- _Exercise directions_
Among the entries below, how many lines include "ffffff"? Answer with the number only.

- _Stored items_

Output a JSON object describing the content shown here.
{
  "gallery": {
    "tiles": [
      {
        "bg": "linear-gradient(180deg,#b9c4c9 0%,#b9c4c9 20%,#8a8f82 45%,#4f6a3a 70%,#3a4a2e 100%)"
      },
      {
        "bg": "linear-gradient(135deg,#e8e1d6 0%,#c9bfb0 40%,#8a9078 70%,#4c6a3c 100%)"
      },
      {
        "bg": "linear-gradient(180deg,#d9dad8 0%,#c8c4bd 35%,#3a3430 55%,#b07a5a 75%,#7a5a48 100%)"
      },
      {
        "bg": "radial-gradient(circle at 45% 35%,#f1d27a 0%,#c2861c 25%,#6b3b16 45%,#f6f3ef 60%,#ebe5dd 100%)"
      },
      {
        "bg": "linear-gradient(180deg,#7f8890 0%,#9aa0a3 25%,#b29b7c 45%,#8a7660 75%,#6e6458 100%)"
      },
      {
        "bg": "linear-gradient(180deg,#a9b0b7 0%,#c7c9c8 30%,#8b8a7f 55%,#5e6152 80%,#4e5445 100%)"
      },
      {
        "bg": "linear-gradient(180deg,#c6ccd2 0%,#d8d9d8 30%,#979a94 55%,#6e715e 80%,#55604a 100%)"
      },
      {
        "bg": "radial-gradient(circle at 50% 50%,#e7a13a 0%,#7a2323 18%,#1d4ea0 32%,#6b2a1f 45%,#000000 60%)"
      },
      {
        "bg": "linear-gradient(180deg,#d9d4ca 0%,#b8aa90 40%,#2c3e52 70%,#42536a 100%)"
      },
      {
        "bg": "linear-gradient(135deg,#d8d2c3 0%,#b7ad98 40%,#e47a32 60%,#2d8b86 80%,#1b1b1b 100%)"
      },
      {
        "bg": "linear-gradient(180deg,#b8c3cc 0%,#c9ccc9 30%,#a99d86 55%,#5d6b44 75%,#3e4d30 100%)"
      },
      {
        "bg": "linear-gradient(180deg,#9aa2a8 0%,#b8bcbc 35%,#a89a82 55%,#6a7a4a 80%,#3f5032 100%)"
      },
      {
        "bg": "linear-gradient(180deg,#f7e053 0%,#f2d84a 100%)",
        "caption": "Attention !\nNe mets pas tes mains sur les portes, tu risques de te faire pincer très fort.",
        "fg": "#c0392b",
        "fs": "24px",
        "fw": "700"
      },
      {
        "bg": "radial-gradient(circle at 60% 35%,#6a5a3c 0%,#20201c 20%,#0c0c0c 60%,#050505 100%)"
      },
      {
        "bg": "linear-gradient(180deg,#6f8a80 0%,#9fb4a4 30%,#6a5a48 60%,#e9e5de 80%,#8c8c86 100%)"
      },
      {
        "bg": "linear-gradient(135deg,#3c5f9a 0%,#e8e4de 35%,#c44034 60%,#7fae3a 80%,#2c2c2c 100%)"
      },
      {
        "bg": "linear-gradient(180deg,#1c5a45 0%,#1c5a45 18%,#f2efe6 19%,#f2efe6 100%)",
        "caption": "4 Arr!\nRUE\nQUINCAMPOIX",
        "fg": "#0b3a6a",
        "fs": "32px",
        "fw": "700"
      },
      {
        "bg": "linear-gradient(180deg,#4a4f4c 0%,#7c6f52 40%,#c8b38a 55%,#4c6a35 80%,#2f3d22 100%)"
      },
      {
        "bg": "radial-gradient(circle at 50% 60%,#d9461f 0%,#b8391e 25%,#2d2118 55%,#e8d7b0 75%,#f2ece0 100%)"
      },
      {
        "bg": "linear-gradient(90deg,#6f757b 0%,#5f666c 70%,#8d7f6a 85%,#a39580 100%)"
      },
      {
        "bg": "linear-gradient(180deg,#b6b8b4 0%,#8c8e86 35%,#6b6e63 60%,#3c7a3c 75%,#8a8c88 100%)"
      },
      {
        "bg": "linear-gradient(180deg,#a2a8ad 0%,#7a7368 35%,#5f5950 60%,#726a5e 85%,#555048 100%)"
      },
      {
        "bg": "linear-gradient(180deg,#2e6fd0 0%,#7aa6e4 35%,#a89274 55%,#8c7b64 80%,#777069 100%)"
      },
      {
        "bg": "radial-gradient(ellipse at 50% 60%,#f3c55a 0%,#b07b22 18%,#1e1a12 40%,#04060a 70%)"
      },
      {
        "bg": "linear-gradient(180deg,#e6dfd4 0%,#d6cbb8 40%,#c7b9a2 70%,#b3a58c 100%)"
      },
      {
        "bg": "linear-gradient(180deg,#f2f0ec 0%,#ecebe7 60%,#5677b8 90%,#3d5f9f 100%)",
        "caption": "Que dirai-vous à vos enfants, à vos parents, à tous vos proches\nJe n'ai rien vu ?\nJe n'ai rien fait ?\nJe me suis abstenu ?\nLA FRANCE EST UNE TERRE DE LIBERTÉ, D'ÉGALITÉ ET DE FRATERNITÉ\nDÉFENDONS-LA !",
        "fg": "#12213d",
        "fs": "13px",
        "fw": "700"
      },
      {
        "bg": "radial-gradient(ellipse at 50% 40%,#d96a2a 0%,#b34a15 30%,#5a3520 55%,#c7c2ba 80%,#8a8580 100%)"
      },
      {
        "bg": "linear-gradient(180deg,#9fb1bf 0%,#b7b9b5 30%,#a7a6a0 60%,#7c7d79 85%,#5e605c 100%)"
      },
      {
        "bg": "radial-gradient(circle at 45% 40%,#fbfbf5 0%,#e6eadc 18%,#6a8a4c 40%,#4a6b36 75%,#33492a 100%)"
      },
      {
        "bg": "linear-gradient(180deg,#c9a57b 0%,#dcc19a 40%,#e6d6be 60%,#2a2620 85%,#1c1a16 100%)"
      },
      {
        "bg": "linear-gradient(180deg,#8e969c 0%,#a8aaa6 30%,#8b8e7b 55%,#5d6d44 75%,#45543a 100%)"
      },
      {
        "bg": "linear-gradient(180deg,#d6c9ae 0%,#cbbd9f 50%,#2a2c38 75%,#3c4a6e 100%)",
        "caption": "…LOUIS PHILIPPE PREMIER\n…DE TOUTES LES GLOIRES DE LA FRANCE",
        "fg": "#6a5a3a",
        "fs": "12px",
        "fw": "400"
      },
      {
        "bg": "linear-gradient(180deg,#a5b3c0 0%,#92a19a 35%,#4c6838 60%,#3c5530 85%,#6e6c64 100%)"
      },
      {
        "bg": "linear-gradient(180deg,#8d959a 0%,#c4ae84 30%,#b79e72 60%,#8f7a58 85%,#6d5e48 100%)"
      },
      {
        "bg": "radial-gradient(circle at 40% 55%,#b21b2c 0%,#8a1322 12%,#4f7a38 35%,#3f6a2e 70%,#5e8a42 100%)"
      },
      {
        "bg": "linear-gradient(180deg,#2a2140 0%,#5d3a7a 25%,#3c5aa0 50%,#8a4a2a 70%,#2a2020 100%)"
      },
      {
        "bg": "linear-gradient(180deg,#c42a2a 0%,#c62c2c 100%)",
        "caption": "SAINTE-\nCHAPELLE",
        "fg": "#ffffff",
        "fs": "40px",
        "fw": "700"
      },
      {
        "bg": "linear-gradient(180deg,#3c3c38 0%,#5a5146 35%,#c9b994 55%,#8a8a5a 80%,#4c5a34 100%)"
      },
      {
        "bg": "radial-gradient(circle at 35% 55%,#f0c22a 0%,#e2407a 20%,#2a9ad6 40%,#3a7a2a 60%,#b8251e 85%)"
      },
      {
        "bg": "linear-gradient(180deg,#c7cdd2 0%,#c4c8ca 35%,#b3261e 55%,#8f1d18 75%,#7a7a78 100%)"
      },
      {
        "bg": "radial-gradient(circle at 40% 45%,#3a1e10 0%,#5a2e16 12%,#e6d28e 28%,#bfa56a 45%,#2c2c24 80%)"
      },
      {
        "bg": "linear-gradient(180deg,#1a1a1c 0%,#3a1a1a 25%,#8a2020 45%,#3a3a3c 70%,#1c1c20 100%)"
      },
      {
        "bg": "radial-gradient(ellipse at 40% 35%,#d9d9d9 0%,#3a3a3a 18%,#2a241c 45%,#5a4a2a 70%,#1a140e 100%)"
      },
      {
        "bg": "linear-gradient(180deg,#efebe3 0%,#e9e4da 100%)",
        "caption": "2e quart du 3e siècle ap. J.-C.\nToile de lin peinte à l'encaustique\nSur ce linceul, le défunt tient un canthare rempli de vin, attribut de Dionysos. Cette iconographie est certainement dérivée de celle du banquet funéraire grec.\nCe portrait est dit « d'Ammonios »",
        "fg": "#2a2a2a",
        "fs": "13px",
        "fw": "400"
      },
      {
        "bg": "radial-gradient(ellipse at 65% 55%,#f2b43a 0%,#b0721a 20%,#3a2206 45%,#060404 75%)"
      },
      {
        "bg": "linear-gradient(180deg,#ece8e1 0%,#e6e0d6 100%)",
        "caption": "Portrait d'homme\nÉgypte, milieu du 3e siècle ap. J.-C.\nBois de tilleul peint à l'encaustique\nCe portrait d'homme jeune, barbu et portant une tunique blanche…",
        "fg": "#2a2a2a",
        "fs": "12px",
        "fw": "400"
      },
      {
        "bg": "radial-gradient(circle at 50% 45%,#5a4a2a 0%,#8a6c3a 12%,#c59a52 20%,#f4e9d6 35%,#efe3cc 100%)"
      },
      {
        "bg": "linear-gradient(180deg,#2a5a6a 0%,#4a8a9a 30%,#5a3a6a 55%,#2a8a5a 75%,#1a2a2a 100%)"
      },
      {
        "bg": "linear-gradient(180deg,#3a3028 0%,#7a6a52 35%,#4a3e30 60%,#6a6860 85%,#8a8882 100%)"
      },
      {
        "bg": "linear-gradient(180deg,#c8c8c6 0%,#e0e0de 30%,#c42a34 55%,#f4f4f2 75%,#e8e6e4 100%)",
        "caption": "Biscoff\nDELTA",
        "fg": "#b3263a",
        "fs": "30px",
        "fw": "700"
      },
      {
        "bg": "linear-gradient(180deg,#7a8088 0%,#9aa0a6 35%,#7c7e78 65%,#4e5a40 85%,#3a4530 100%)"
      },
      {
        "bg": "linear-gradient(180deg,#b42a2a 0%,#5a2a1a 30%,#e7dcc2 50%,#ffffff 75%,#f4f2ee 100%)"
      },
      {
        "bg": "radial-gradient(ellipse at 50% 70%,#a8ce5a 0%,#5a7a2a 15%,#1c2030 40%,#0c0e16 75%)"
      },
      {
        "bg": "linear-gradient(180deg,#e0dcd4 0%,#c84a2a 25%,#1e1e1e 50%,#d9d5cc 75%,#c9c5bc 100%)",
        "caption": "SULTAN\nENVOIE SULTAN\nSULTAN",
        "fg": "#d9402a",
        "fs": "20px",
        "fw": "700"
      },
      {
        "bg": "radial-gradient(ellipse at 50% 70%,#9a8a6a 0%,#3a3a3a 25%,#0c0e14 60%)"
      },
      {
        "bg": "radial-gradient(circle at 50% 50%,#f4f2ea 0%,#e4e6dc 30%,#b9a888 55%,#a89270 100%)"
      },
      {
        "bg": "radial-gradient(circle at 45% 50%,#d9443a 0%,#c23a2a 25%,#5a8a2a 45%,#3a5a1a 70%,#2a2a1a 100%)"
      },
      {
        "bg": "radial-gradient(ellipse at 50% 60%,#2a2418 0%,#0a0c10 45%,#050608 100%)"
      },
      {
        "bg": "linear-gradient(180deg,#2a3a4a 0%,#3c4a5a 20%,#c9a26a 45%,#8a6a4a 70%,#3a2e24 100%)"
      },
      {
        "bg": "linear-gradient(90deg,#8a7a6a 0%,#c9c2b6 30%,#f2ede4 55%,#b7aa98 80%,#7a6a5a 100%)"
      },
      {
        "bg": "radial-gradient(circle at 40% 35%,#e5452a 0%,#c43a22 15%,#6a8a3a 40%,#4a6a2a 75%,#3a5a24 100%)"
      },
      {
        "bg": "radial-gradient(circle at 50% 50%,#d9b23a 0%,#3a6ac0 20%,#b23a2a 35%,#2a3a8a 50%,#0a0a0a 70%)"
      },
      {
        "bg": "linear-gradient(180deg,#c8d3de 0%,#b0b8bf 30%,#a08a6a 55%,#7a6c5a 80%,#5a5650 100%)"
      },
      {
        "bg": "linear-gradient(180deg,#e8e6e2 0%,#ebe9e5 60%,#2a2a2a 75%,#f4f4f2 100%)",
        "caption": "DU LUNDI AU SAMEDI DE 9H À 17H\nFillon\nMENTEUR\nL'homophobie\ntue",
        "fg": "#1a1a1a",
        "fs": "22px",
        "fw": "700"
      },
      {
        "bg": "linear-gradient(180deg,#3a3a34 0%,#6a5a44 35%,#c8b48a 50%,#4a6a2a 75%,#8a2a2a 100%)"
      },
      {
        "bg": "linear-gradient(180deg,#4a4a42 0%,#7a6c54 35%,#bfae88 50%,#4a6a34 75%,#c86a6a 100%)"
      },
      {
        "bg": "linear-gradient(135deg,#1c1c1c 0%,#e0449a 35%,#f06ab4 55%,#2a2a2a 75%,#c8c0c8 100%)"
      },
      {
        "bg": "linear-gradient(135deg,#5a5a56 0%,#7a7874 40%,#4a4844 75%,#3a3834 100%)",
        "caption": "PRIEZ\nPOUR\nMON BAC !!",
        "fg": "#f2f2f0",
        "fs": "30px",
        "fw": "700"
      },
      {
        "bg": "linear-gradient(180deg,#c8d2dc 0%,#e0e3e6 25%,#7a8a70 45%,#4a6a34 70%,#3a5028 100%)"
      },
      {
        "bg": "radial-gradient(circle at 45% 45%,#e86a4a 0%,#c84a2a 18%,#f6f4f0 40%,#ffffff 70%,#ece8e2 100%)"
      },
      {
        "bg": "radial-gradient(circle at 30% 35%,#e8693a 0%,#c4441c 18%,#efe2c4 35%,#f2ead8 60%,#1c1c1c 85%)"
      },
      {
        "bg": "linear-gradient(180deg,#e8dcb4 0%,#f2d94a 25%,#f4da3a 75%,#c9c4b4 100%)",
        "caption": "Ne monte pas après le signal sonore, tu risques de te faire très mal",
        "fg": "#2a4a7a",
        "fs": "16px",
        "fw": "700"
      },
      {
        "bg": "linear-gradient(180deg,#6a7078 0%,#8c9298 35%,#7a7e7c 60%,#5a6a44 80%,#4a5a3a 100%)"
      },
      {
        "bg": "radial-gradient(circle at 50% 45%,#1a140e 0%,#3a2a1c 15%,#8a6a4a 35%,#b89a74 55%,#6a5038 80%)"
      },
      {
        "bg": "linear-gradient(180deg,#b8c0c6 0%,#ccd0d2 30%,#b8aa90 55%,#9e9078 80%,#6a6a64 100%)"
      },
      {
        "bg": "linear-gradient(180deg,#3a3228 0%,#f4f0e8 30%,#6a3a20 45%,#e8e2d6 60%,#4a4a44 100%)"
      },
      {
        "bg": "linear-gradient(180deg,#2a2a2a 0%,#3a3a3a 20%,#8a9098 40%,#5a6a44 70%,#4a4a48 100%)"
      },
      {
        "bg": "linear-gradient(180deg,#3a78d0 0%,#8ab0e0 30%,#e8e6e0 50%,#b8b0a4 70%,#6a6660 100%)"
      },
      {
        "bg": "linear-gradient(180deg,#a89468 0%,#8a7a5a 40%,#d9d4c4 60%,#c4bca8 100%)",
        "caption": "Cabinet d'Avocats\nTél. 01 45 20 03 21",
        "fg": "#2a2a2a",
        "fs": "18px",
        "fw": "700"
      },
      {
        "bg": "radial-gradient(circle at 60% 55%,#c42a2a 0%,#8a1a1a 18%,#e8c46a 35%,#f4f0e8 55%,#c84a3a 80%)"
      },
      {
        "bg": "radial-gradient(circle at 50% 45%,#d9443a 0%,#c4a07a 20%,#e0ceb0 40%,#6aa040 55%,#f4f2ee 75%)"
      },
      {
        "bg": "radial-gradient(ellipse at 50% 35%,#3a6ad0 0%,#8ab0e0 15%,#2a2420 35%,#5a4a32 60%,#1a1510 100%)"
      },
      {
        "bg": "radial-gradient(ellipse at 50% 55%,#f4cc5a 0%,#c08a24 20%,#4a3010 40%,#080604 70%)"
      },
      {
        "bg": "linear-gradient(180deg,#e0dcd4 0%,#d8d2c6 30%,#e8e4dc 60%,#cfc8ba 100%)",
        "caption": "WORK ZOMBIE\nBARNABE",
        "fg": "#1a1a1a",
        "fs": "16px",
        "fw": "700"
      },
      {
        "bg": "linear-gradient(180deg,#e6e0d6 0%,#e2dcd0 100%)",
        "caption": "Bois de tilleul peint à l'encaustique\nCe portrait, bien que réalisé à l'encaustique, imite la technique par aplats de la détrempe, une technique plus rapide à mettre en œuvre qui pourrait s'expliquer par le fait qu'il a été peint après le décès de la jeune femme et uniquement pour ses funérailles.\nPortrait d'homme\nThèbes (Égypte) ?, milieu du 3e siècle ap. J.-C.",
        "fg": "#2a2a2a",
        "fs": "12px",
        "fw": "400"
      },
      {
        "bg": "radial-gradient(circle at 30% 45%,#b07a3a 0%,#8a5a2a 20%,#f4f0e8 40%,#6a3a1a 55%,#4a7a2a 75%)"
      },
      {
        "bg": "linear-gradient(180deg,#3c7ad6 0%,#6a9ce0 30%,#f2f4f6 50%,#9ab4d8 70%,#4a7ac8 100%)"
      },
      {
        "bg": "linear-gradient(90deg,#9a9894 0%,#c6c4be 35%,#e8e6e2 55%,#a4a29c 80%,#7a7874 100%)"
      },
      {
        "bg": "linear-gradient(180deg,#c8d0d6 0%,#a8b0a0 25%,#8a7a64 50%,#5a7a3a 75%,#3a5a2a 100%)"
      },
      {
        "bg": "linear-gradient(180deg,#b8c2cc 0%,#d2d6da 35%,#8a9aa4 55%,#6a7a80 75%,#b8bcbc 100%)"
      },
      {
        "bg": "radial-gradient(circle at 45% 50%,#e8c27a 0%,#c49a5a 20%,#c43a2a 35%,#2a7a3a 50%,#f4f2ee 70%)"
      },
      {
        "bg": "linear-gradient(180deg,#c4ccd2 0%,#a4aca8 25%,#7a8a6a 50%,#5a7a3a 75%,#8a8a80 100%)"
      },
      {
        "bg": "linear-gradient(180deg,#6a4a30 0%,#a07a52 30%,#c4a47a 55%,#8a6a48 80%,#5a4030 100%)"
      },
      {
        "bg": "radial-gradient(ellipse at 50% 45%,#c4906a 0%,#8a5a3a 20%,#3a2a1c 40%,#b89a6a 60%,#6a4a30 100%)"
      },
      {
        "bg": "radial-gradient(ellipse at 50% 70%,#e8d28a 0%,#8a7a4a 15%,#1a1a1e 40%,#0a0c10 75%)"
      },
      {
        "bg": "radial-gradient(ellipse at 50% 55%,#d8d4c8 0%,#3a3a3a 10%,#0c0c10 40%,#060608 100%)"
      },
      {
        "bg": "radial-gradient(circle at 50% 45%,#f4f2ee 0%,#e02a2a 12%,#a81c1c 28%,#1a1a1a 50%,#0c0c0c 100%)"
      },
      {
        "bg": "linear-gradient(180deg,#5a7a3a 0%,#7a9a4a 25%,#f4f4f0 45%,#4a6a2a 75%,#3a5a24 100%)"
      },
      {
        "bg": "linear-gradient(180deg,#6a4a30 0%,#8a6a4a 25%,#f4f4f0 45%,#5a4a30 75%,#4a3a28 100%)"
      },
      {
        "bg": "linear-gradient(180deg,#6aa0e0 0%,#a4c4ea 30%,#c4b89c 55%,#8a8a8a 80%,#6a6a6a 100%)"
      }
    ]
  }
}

- _Answer to the problem_
3